The task -> Output what the records say, word for word, with no images.

**** Information shown ****

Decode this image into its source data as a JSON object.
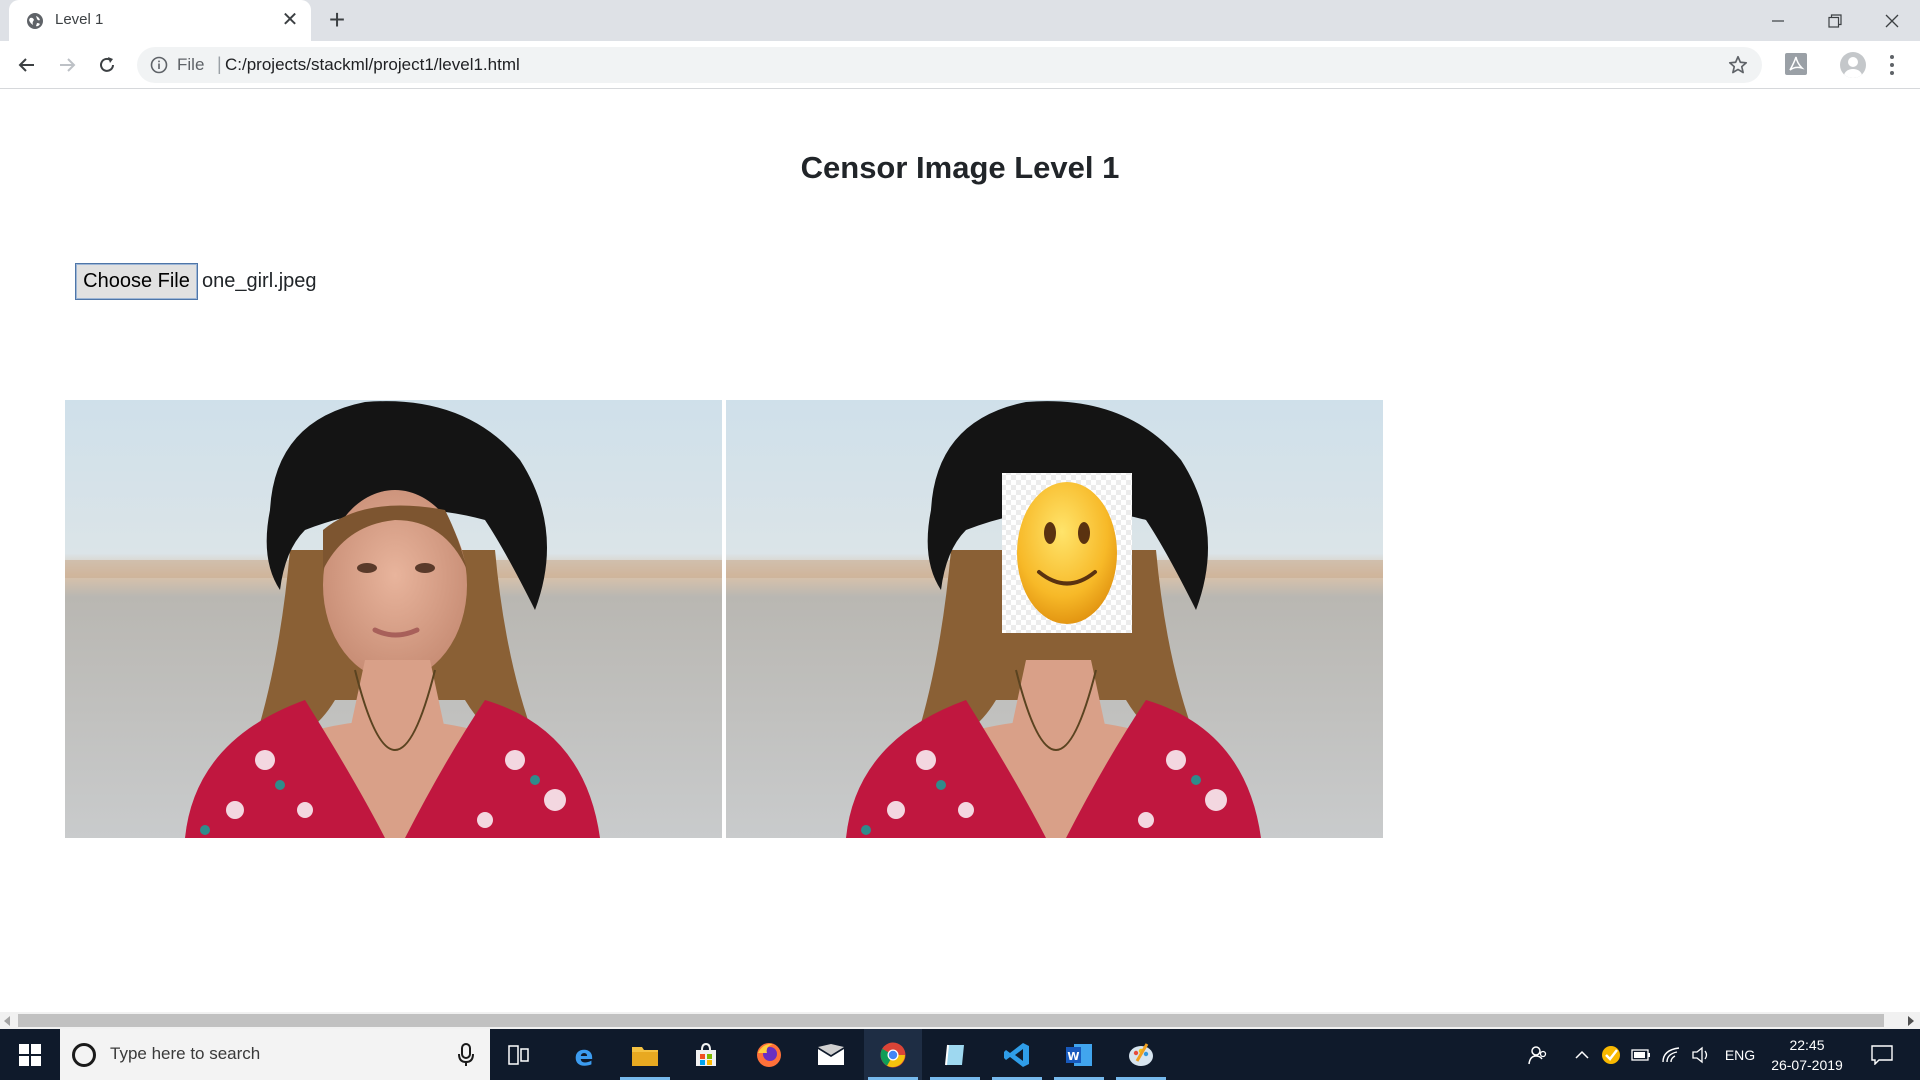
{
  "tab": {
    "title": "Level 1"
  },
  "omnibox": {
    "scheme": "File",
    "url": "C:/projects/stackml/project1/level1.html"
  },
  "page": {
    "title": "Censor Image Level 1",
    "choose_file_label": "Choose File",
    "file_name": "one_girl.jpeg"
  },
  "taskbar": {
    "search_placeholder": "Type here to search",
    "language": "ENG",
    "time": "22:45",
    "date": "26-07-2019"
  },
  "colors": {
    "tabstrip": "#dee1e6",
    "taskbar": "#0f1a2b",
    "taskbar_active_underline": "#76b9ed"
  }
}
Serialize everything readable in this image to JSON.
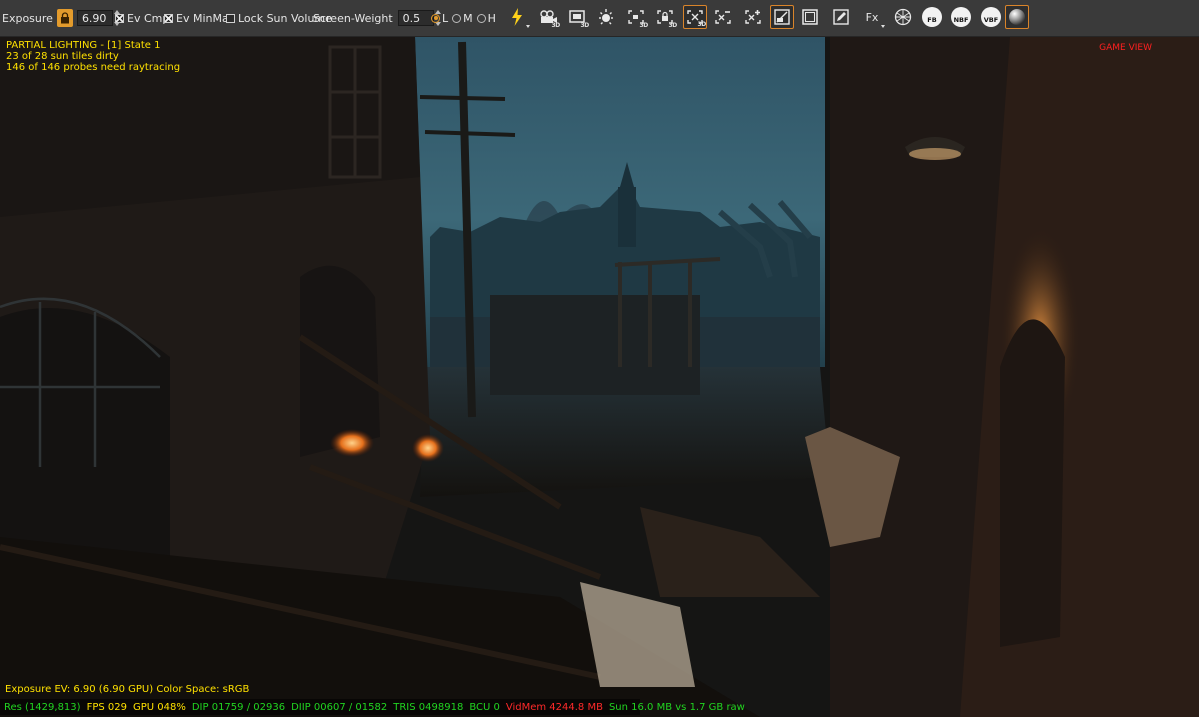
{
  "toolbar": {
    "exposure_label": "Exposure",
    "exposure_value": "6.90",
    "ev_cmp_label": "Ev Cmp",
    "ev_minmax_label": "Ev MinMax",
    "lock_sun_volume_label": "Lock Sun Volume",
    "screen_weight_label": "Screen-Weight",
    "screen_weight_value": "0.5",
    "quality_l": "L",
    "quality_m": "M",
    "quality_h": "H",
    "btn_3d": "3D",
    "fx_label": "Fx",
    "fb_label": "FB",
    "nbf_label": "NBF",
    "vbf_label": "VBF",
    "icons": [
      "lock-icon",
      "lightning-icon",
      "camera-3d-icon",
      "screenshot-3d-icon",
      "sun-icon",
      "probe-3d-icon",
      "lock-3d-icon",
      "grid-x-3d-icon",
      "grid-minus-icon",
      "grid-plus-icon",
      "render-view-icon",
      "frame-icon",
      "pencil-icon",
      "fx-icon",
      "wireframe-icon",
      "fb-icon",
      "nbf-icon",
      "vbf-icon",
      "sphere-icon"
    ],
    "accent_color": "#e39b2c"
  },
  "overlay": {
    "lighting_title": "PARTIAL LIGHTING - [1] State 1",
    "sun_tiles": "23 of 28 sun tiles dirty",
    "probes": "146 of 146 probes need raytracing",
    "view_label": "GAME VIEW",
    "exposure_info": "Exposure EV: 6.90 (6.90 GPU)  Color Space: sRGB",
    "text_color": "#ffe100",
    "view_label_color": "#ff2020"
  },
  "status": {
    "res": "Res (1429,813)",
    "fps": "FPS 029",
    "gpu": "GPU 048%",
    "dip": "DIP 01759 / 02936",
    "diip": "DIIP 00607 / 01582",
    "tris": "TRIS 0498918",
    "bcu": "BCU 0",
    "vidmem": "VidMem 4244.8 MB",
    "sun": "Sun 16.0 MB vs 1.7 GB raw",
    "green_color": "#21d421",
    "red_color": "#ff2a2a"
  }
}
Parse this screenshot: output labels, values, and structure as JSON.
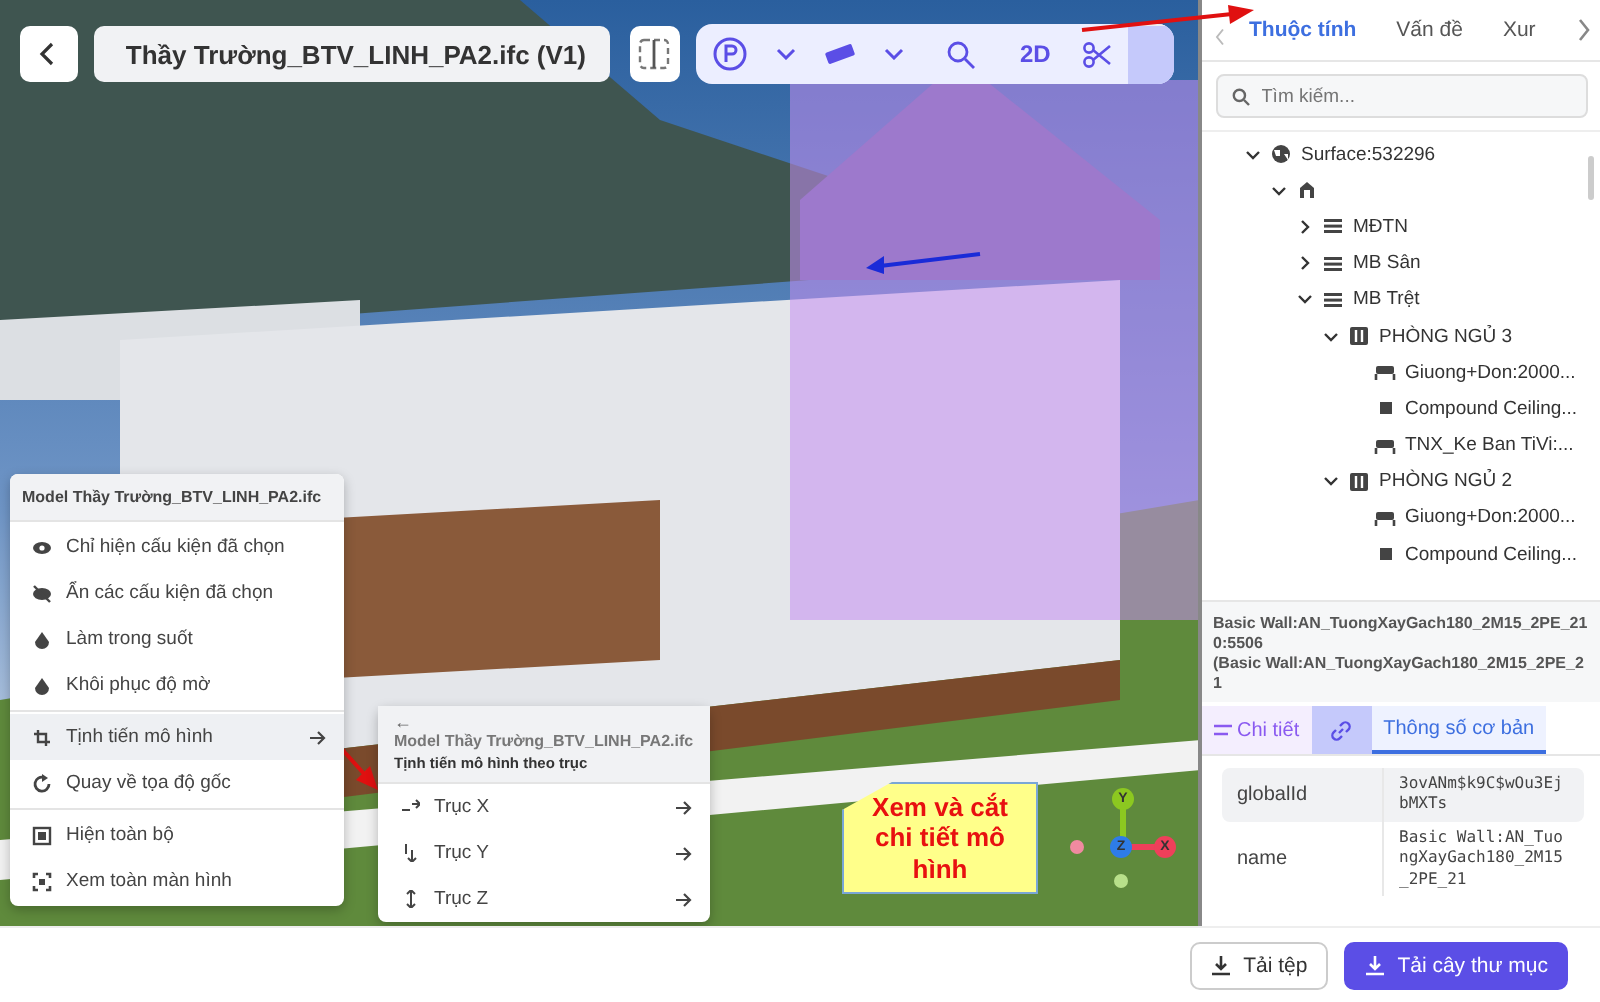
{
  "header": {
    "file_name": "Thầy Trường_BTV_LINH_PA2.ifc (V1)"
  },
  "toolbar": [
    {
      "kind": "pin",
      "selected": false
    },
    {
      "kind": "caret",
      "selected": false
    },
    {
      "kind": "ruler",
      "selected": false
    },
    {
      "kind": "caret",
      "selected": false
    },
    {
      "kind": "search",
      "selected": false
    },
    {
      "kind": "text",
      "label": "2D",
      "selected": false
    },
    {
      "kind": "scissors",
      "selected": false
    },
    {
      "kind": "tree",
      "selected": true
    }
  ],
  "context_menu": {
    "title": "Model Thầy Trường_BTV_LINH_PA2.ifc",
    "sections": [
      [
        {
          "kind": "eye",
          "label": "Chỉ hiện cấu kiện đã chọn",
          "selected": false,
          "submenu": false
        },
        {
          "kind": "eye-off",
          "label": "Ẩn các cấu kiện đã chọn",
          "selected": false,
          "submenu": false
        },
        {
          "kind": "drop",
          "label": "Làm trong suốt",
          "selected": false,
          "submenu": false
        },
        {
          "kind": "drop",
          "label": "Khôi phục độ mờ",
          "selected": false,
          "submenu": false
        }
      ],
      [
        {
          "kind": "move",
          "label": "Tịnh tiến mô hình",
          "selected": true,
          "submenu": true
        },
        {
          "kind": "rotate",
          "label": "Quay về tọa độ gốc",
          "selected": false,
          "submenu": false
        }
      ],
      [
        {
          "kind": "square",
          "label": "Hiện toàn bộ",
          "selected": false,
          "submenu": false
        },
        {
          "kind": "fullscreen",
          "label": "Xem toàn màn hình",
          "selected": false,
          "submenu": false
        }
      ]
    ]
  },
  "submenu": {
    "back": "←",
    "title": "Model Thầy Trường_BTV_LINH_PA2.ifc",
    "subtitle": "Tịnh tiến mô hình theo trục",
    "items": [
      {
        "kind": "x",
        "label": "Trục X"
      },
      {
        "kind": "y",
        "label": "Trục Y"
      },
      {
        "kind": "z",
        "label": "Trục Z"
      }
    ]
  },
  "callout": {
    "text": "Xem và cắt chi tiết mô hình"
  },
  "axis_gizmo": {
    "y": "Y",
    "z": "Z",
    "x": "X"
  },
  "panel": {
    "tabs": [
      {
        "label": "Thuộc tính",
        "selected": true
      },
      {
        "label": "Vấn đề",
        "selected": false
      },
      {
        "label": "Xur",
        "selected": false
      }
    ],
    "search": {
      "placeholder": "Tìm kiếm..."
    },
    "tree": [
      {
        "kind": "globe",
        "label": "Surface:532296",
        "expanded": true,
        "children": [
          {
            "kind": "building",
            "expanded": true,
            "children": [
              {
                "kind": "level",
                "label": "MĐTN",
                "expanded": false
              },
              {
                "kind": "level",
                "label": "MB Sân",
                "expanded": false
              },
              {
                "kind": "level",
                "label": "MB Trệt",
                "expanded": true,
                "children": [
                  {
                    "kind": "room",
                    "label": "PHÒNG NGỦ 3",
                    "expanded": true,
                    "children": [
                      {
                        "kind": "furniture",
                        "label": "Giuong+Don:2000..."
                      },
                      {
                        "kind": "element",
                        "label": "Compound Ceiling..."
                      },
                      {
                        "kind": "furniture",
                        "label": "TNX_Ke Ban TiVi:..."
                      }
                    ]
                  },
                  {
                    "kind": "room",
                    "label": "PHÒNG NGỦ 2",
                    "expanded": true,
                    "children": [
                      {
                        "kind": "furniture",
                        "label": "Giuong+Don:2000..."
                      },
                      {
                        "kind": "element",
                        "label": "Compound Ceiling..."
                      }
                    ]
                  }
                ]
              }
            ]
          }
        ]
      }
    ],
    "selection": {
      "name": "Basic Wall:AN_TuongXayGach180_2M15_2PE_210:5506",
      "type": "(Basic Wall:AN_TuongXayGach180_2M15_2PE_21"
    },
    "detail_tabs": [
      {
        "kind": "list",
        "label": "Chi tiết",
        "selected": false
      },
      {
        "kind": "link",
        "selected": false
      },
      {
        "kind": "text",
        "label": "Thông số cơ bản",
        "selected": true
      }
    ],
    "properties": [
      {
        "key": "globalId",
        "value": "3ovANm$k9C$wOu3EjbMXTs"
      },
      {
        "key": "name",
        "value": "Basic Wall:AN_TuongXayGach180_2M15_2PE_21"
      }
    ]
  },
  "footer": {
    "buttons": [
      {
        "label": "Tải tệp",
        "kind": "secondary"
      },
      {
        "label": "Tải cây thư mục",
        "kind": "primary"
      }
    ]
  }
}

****

Reply to the task ->
Decode this image into its source data as a JSON object.
{
  "tab": {
    "title": "Level 1"
  },
  "omnibox": {
    "scheme": "File",
    "url": "C:/projects/stackml/project1/level1.html"
  },
  "page": {
    "title": "Censor Image Level 1",
    "choose_file_label": "Choose File",
    "file_name": "one_girl.jpeg"
  },
  "taskbar": {
    "search_placeholder": "Type here to search",
    "language": "ENG",
    "time": "22:45",
    "date": "26-07-2019"
  },
  "colors": {
    "tabstrip": "#dee1e6",
    "taskbar": "#0f1a2b",
    "taskbar_active_underline": "#76b9ed"
  }
}
Serialize everything readable in this image to JSON.
{
  "toolbar": {
    "exposure_label": "Exposure",
    "exposure_value": "6.90",
    "ev_cmp_label": "Ev Cmp",
    "ev_minmax_label": "Ev MinMax",
    "lock_sun_volume_label": "Lock Sun Volume",
    "screen_weight_label": "Screen-Weight",
    "screen_weight_value": "0.5",
    "quality_l": "L",
    "quality_m": "M",
    "quality_h": "H",
    "btn_3d": "3D",
    "fx_label": "Fx",
    "fb_label": "FB",
    "nbf_label": "NBF",
    "vbf_label": "VBF",
    "icons": [
      "lock-icon",
      "lightning-icon",
      "camera-3d-icon",
      "screenshot-3d-icon",
      "sun-icon",
      "probe-3d-icon",
      "lock-3d-icon",
      "grid-x-3d-icon",
      "grid-minus-icon",
      "grid-plus-icon",
      "render-view-icon",
      "frame-icon",
      "pencil-icon",
      "fx-icon",
      "wireframe-icon",
      "fb-icon",
      "nbf-icon",
      "vbf-icon",
      "sphere-icon"
    ],
    "accent_color": "#e39b2c"
  },
  "overlay": {
    "lighting_title": "PARTIAL LIGHTING - [1] State 1",
    "sun_tiles": "23 of 28 sun tiles dirty",
    "probes": "146 of 146 probes need raytracing",
    "view_label": "GAME VIEW",
    "exposure_info": "Exposure EV: 6.90 (6.90 GPU)  Color Space: sRGB",
    "text_color": "#ffe100",
    "view_label_color": "#ff2020"
  },
  "status": {
    "res": "Res (1429,813)",
    "fps": "FPS 029",
    "gpu": "GPU 048%",
    "dip": "DIP 01759 / 02936",
    "diip": "DIIP 00607 / 01582",
    "tris": "TRIS 0498918",
    "bcu": "BCU 0",
    "vidmem": "VidMem 4244.8 MB",
    "sun": "Sun 16.0 MB vs 1.7 GB raw",
    "green_color": "#21d421",
    "red_color": "#ff2a2a"
  }
}
Parse this screenshot: output labels, values, and structure as JSON.
{
  "header": {
    "file_name": "Thầy Trường_BTV_LINH_PA2.ifc (V1)"
  },
  "toolbar": [
    {
      "kind": "pin",
      "selected": false
    },
    {
      "kind": "caret",
      "selected": false
    },
    {
      "kind": "ruler",
      "selected": false
    },
    {
      "kind": "caret",
      "selected": false
    },
    {
      "kind": "search",
      "selected": false
    },
    {
      "kind": "text",
      "label": "2D",
      "selected": false
    },
    {
      "kind": "scissors",
      "selected": false
    },
    {
      "kind": "tree",
      "selected": true
    }
  ],
  "context_menu": {
    "title": "Model Thầy Trường_BTV_LINH_PA2.ifc",
    "sections": [
      [
        {
          "kind": "eye",
          "label": "Chỉ hiện cấu kiện đã chọn",
          "selected": false,
          "submenu": false
        },
        {
          "kind": "eye-off",
          "label": "Ẩn các cấu kiện đã chọn",
          "selected": false,
          "submenu": false
        },
        {
          "kind": "drop",
          "label": "Làm trong suốt",
          "selected": false,
          "submenu": false
        },
        {
          "kind": "drop",
          "label": "Khôi phục độ mờ",
          "selected": false,
          "submenu": false
        }
      ],
      [
        {
          "kind": "move",
          "label": "Tịnh tiến mô hình",
          "selected": true,
          "submenu": true
        },
        {
          "kind": "rotate",
          "label": "Quay về tọa độ gốc",
          "selected": false,
          "submenu": false
        }
      ],
      [
        {
          "kind": "square",
          "label": "Hiện toàn bộ",
          "selected": false,
          "submenu": false
        },
        {
          "kind": "fullscreen",
          "label": "Xem toàn màn hình",
          "selected": false,
          "submenu": false
        }
      ]
    ]
  },
  "submenu": {
    "back": "←",
    "title": "Model Thầy Trường_BTV_LINH_PA2.ifc",
    "subtitle": "Tịnh tiến mô hình theo trục",
    "items": [
      {
        "kind": "x",
        "label": "Trục X"
      },
      {
        "kind": "y",
        "label": "Trục Y"
      },
      {
        "kind": "z",
        "label": "Trục Z"
      }
    ]
  },
  "callout": {
    "text": "Xem và cắt chi tiết mô hình"
  },
  "axis_gizmo": {
    "y": "Y",
    "z": "Z",
    "x": "X"
  },
  "panel": {
    "tabs": [
      {
        "label": "Thuộc tính",
        "selected": true
      },
      {
        "label": "Vấn đề",
        "selected": false
      },
      {
        "label": "Xur",
        "selected": false
      }
    ],
    "search": {
      "placeholder": "Tìm kiếm..."
    },
    "tree": [
      {
        "kind": "globe",
        "label": "Surface:532296",
        "expanded": true,
        "children": [
          {
            "kind": "building",
            "expanded": true,
            "children": [
              {
                "kind": "level",
                "label": "MĐTN",
                "expanded": false
              },
              {
                "kind": "level",
                "label": "MB Sân",
                "expanded": false
              },
              {
                "kind": "level",
                "label": "MB Trệt",
                "expanded": true,
                "children": [
                  {
                    "kind": "room",
                    "label": "PHÒNG NGỦ 3",
                    "expanded": true,
                    "children": [
                      {
                        "kind": "furniture",
                        "label": "Giuong+Don:2000..."
                      },
                      {
                        "kind": "element",
                        "label": "Compound Ceiling..."
                      },
                      {
                        "kind": "furniture",
                        "label": "TNX_Ke Ban TiVi:..."
                      }
                    ]
                  },
                  {
                    "kind": "room",
                    "label": "PHÒNG NGỦ 2",
                    "expanded": true,
                    "children": [
                      {
                        "kind": "furniture",
                        "label": "Giuong+Don:2000..."
                      },
                      {
                        "kind": "element",
                        "label": "Compound Ceiling..."
                      }
                    ]
                  }
                ]
              }
            ]
          }
        ]
      }
    ],
    "selection": {
      "name": "Basic Wall:AN_TuongXayGach180_2M15_2PE_210:5506",
      "type": "(Basic Wall:AN_TuongXayGach180_2M15_2PE_21"
    },
    "detail_tabs": [
      {
        "kind": "list",
        "label": "Chi tiết",
        "selected": false
      },
      {
        "kind": "link",
        "selected": false
      },
      {
        "kind": "text",
        "label": "Thông số cơ bản",
        "selected": true
      }
    ],
    "properties": [
      {
        "key": "globalId",
        "value": "3ovANm$k9C$wOu3EjbMXTs"
      },
      {
        "key": "name",
        "value": "Basic Wall:AN_TuongXayGach180_2M15_2PE_21"
      }
    ]
  },
  "footer": {
    "buttons": [
      {
        "label": "Tải tệp",
        "kind": "secondary"
      },
      {
        "label": "Tải cây thư mục",
        "kind": "primary"
      }
    ]
  }
}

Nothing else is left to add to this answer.